And here I sit in my apartment…but not for too long. Just finished a light lunch and am now working my way though a cup of coffee and a cigarette or three before heading back out to enjoy the day. I was out the door fairly early this morning for a trip to the gym and had a solid workout. My body is both energized and tired from today’s gym foray, but it’s a good feeling.

Once I finish off this coffee, I may walk down to the grocery store for a few things. I don’t have much to buy, so this means the walk home will be pleasant. Last week the grocery list was long and it turned out that walking was a mistake. Far too many bags and my arms felt like they were going to fall off even before I got a third of the way home.

Reading is also on the agenda this afternoon. Possibly here at home, or over at the coffee shop. I’ve almost given up on my current book: 1421: The Year China Discovered America though I’m not quite halfway through. It’s an interesting book and well-written, but the evidence presented to support the author’s claim (as suggested by the title) is thus far very weak (and in some situations way off the mark) and due to this I’m having a problem going much further than where I currently am. Perhaps it will get better if I can only muster the fortitude to keep pushing along.

Anyway…off to enjoy the weather.

Saturday, March 11, 2006

Not Dead

No, I'm not dead. Just haven't gotten around to posting lately. No particular reason.... just haven't felt like posting. Heck, I haven't really been online all that much lately either.

So anyway...

It's a warm, spring-like Saturday afternoon. Not much on the agenda the rest of the day save for a possible foray to the gym this evening. I'm trying to cherish these relatively lazy weekends since the final season of field research will start in just over a month and will occupy practically every weekend until October.

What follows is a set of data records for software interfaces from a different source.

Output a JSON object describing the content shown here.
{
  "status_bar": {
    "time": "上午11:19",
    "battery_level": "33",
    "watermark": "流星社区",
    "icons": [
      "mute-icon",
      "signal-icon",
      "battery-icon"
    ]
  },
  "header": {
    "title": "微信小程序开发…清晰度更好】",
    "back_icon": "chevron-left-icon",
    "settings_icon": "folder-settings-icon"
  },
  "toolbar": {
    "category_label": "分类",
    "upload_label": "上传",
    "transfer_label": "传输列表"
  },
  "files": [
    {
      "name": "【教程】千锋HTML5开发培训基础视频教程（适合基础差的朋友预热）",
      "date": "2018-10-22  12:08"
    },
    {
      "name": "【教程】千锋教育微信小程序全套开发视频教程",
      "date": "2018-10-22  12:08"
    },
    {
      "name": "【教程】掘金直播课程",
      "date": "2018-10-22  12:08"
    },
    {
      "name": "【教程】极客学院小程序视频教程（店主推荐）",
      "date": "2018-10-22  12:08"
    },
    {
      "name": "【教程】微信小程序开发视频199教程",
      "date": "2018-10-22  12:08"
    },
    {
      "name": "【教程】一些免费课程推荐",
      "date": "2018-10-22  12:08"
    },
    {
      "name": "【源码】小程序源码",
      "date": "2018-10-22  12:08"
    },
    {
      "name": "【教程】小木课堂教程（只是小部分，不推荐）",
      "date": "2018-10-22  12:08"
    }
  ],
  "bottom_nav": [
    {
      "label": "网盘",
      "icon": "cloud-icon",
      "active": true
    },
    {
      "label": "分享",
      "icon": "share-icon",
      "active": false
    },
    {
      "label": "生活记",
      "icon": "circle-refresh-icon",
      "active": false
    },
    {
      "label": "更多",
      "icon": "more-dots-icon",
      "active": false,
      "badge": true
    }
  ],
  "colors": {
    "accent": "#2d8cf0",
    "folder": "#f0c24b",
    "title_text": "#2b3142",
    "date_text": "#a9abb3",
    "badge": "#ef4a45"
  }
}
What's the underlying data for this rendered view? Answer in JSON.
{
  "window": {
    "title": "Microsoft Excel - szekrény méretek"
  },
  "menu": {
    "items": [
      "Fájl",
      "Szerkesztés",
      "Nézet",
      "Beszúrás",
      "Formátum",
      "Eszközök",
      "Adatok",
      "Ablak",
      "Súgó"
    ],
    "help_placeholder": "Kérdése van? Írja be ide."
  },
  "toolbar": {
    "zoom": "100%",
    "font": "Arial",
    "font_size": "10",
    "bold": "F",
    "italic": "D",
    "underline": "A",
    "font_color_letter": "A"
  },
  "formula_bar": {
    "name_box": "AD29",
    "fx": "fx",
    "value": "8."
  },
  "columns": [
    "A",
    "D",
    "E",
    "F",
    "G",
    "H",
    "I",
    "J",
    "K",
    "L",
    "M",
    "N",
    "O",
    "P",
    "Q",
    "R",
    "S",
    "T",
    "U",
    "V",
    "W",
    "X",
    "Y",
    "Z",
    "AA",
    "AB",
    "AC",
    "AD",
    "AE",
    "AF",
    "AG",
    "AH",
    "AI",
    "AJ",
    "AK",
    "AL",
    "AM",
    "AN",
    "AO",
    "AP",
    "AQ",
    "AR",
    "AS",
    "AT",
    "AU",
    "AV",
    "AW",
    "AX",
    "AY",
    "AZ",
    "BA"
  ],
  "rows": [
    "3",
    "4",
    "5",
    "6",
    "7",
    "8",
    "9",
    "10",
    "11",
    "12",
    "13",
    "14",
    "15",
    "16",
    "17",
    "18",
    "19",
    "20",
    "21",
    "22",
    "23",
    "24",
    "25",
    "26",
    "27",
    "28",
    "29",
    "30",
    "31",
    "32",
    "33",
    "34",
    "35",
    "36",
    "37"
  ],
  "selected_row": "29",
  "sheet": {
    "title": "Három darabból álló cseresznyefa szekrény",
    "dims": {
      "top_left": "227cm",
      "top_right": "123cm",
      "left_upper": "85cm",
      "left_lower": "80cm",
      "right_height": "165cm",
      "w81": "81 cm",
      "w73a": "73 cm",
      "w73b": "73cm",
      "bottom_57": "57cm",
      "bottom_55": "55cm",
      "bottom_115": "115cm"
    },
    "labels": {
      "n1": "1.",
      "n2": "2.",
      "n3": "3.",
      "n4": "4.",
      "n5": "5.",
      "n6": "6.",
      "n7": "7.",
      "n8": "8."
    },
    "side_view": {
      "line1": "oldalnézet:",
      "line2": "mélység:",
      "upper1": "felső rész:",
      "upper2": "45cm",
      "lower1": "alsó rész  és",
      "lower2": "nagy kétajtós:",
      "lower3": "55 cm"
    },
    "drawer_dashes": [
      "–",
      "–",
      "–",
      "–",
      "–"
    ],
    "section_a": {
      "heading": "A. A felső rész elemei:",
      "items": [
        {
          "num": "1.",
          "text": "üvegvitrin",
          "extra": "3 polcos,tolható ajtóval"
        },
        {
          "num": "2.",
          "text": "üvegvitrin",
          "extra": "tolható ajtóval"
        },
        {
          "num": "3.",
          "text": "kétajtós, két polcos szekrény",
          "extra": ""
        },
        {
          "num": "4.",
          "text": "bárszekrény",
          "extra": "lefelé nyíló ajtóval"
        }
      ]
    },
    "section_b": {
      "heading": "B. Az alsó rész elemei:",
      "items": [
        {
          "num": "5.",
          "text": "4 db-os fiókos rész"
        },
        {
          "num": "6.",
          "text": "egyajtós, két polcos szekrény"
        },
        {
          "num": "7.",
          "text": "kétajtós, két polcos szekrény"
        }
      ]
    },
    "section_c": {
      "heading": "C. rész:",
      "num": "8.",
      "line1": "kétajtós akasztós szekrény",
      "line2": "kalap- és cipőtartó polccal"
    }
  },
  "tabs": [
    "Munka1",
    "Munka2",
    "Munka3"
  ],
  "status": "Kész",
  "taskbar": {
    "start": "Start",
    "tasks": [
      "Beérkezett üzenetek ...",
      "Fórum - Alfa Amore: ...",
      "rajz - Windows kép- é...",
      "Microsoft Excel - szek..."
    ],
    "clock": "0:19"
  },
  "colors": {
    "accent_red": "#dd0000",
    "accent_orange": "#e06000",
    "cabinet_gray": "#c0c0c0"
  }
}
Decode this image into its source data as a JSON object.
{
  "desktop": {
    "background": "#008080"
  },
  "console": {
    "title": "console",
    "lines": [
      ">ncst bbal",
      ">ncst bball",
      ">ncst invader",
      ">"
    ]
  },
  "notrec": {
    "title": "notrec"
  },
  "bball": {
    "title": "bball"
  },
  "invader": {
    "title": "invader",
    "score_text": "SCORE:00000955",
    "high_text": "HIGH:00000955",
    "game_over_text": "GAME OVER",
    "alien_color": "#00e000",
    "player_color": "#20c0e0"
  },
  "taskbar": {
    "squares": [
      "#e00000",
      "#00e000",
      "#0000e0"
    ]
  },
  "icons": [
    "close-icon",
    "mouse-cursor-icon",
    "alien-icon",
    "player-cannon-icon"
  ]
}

Annoyhing, yes, but also tolerable if I keep in mind the finality of this season.

At any rate....nothing much going on. Just wanted to fire off a quick post.